(Stored data entries)
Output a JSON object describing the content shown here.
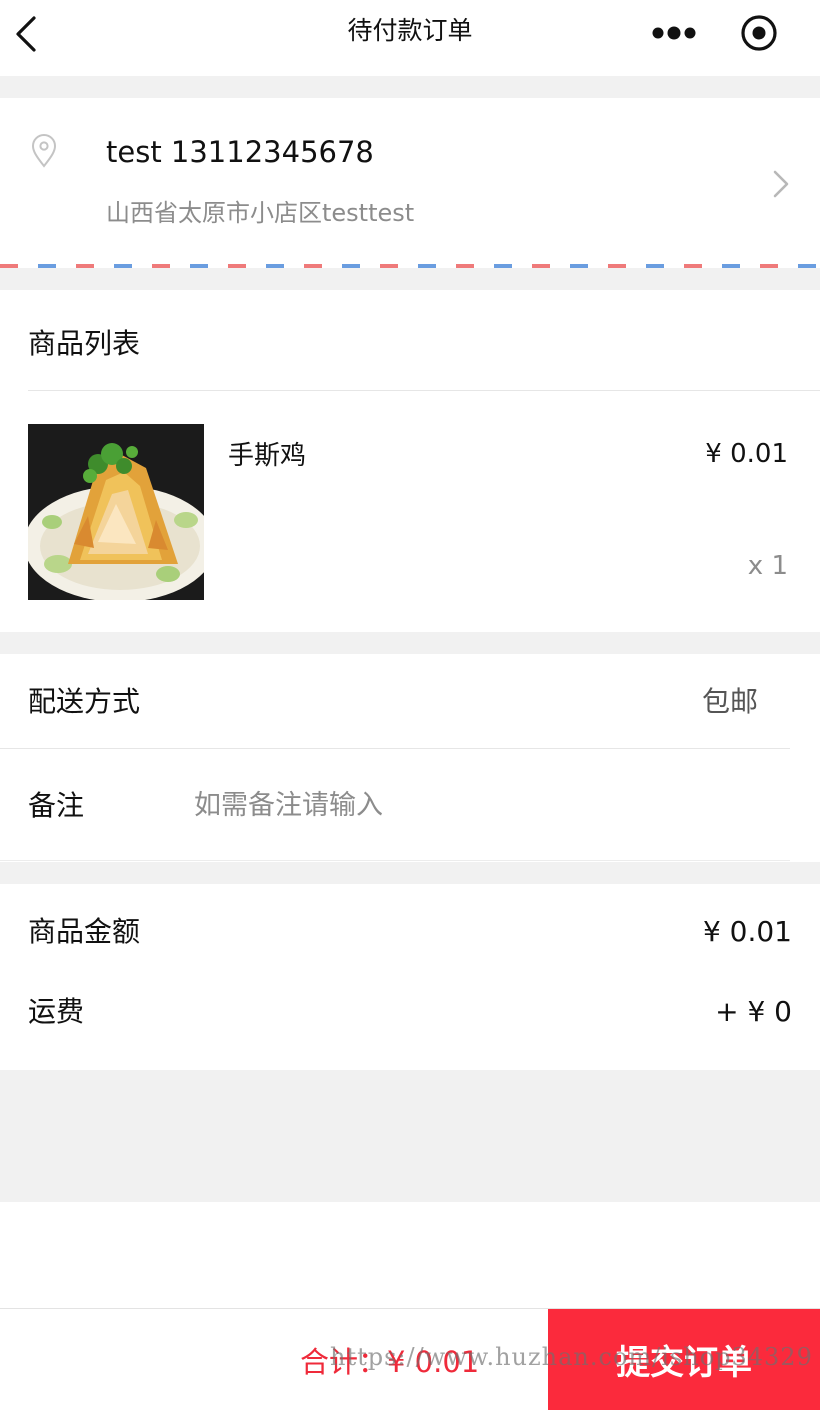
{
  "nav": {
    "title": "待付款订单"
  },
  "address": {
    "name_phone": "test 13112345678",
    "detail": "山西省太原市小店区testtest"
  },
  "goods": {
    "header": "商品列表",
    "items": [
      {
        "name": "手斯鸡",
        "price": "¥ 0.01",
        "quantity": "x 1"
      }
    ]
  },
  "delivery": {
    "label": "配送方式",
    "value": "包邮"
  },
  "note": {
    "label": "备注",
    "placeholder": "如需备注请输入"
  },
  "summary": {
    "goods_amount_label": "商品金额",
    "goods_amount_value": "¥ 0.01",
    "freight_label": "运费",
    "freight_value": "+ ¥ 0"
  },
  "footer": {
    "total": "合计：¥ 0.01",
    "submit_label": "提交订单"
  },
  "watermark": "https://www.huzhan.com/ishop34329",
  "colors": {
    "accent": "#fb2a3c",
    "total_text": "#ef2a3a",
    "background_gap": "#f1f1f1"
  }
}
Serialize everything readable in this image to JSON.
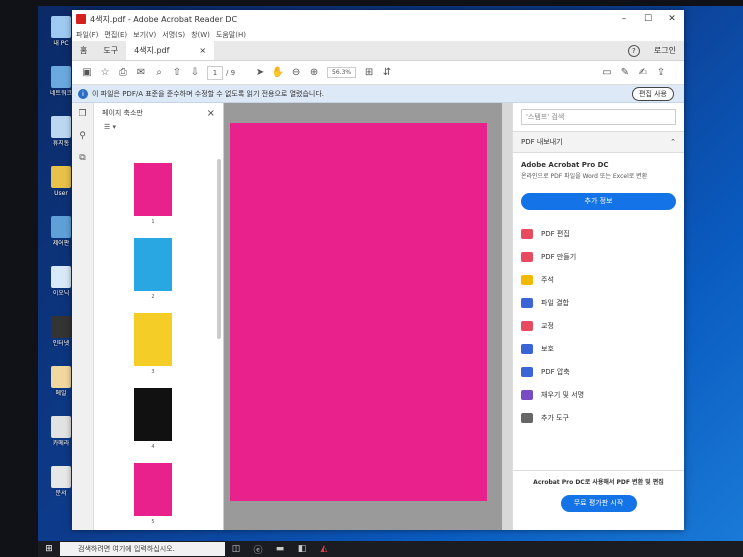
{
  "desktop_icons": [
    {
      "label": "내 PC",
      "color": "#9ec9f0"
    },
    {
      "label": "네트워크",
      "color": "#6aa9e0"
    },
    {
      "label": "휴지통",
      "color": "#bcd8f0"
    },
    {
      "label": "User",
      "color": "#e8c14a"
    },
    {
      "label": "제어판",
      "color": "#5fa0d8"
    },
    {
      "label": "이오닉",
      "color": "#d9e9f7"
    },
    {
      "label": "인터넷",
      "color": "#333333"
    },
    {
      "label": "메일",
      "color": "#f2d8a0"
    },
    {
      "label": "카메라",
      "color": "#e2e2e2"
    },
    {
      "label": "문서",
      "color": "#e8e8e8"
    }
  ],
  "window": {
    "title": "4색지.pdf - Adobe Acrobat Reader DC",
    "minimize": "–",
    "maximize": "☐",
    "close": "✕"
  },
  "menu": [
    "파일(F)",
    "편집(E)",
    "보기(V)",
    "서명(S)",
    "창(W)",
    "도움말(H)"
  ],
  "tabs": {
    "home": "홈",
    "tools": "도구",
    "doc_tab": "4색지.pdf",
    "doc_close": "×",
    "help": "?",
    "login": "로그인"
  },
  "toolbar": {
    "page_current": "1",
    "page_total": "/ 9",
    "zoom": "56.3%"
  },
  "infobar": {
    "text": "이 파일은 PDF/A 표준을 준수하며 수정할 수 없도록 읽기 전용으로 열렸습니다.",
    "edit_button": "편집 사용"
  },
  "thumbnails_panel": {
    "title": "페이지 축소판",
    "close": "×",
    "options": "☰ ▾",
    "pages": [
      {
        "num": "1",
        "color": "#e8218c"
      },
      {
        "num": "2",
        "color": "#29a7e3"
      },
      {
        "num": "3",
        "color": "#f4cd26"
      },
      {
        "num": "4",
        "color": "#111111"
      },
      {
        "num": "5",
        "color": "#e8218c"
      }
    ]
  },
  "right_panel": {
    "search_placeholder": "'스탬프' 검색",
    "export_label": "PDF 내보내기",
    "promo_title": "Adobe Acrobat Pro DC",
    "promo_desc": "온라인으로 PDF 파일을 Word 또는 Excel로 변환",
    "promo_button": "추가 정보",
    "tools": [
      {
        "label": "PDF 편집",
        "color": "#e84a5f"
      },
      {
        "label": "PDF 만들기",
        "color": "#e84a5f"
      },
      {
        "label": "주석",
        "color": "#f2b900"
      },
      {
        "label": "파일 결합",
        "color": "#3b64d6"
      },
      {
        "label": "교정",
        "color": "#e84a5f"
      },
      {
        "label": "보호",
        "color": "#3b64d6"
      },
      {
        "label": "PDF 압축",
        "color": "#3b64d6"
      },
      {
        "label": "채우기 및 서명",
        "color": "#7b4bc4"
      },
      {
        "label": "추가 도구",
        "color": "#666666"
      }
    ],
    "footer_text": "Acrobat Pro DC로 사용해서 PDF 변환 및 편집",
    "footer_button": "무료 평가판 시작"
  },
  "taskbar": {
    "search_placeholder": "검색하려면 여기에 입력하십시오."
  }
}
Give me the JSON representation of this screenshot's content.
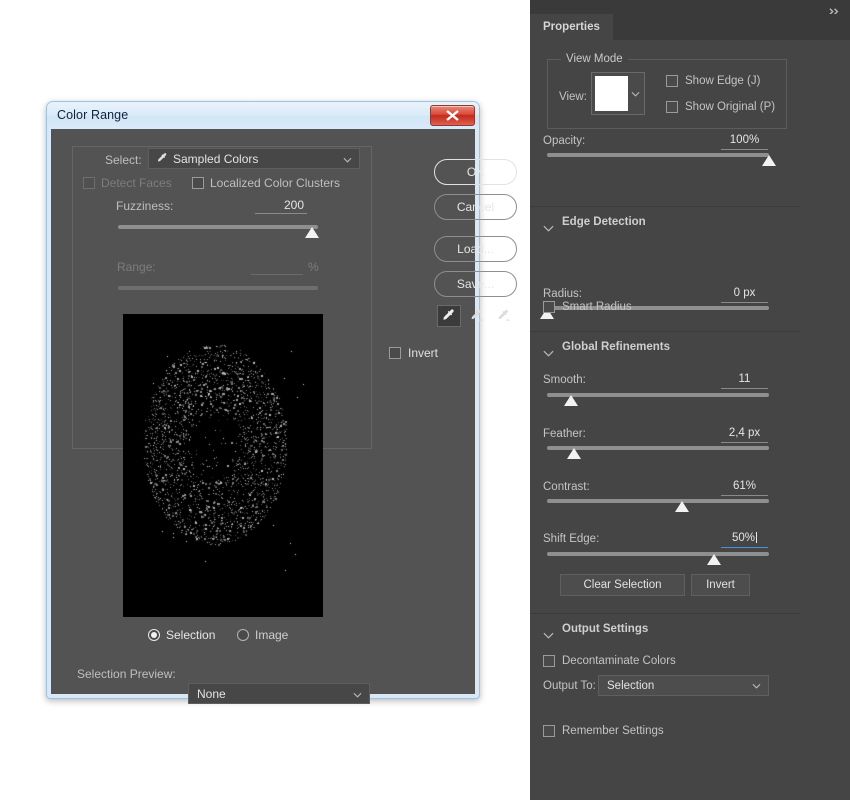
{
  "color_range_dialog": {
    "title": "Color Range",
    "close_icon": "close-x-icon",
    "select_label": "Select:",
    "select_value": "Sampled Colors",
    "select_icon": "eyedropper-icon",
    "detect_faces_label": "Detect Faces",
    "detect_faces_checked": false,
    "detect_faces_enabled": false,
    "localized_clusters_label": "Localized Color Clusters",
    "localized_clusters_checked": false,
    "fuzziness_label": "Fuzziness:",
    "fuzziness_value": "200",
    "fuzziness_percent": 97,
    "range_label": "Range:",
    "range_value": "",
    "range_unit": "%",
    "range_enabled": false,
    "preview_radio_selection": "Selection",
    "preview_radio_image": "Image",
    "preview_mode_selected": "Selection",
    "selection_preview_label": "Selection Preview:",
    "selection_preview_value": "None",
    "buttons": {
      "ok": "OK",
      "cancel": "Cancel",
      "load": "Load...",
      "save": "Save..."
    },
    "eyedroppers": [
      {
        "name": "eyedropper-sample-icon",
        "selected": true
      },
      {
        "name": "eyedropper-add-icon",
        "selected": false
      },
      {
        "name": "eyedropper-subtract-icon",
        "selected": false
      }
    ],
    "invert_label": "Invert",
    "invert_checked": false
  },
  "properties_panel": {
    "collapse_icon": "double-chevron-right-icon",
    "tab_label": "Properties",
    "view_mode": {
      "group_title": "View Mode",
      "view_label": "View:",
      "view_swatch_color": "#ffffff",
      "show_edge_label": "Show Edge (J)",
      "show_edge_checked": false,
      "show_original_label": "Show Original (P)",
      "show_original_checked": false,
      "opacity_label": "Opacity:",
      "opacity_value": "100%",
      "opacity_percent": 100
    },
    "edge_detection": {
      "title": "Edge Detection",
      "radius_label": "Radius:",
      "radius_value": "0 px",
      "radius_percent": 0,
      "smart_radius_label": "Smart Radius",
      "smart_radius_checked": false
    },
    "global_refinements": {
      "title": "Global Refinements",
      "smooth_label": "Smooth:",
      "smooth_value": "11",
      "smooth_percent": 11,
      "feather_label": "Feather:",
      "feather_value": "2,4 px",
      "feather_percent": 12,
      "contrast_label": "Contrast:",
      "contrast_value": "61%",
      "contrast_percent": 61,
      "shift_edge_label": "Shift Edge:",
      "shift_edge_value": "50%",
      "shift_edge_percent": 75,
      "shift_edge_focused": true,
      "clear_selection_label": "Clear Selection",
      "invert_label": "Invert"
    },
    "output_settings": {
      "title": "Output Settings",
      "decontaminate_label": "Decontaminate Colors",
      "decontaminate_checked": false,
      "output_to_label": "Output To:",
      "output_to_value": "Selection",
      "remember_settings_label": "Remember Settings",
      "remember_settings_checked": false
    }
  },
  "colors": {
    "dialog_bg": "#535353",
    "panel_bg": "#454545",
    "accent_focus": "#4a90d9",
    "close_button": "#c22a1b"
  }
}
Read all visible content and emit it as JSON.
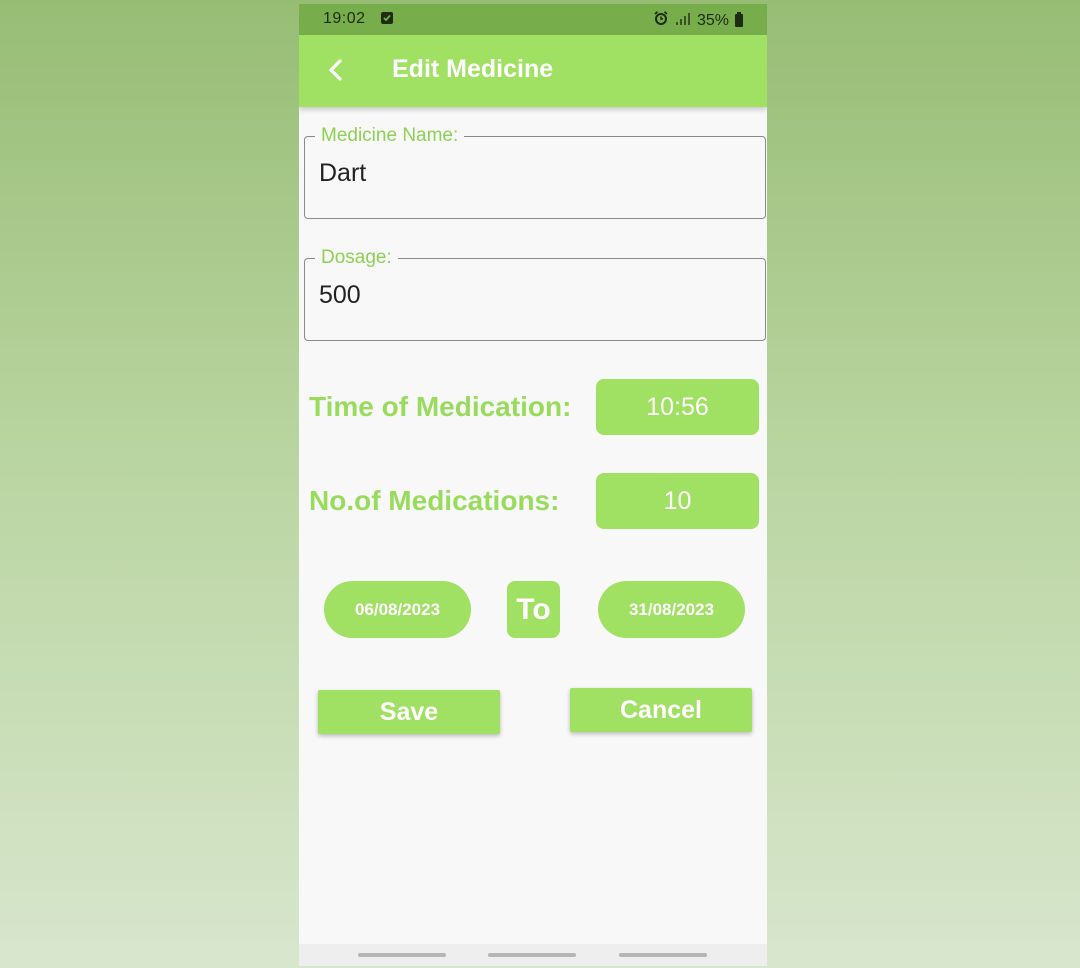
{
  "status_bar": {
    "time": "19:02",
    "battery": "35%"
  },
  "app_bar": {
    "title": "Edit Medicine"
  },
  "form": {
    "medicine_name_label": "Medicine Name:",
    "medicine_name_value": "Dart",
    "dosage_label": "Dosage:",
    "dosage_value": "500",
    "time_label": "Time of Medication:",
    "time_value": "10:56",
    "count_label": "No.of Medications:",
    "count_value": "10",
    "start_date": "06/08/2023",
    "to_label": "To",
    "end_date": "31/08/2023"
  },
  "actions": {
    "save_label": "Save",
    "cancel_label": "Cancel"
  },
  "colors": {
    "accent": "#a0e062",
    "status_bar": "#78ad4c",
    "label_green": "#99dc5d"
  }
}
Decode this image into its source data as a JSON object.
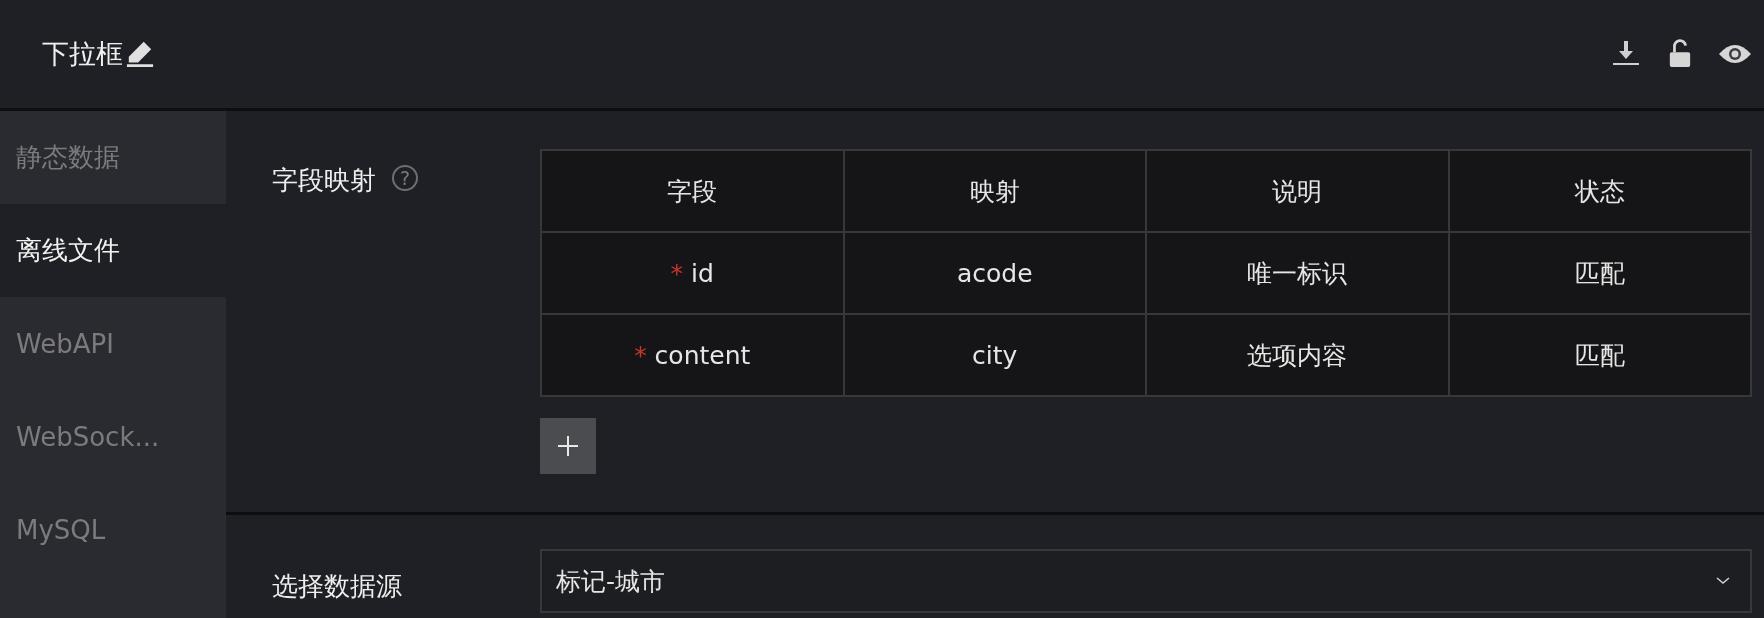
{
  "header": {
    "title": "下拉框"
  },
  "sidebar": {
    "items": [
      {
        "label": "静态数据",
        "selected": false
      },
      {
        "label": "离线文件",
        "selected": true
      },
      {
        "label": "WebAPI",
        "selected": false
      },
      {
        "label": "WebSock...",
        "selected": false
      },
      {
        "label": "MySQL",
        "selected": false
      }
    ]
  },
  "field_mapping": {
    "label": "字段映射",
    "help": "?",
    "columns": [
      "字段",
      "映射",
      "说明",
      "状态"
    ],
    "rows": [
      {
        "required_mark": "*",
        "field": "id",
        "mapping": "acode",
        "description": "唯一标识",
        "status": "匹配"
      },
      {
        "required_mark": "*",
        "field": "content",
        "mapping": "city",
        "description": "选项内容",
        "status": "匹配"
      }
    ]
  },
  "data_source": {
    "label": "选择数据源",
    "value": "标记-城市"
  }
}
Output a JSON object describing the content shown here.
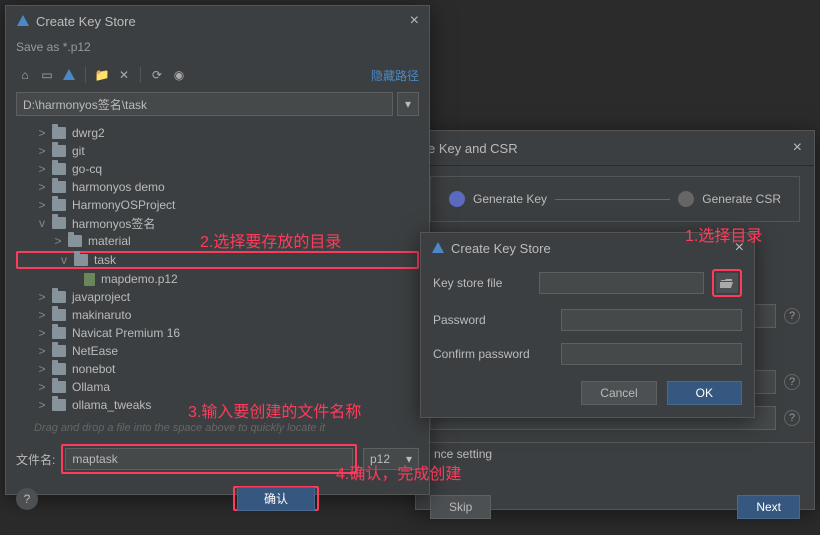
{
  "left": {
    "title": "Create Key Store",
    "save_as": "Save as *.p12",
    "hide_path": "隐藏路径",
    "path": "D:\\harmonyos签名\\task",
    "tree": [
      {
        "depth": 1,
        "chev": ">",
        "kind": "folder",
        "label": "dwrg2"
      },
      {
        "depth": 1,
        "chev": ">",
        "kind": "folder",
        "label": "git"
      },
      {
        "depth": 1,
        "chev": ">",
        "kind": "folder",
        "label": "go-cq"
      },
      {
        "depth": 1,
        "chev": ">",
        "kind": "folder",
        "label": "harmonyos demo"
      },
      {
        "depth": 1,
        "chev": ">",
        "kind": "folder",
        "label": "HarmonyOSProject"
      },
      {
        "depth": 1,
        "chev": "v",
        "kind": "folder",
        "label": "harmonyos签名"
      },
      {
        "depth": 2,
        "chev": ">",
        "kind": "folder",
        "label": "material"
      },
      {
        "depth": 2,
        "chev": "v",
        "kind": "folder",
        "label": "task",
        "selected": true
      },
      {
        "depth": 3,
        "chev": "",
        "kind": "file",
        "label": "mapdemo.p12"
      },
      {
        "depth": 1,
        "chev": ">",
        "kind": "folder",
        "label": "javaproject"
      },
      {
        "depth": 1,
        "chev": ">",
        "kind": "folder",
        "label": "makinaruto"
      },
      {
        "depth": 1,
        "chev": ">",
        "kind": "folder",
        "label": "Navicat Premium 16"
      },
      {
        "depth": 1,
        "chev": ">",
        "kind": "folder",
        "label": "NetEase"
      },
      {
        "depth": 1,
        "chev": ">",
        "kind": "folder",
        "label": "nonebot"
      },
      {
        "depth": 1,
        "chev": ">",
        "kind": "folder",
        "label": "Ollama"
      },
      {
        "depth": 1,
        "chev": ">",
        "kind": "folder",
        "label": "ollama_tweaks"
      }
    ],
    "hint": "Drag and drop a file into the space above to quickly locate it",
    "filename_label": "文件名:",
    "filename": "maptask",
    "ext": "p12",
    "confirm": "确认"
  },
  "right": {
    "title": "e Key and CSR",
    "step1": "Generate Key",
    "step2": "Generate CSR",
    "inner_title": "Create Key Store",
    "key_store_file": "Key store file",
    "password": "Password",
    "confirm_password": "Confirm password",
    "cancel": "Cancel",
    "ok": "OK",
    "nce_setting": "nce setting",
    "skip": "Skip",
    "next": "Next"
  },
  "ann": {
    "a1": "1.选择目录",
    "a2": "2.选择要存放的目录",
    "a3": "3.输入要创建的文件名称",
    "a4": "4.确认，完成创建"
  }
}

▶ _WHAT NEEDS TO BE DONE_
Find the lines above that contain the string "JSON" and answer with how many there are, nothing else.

▶ _SOLUTION FOR THIS TASK_
6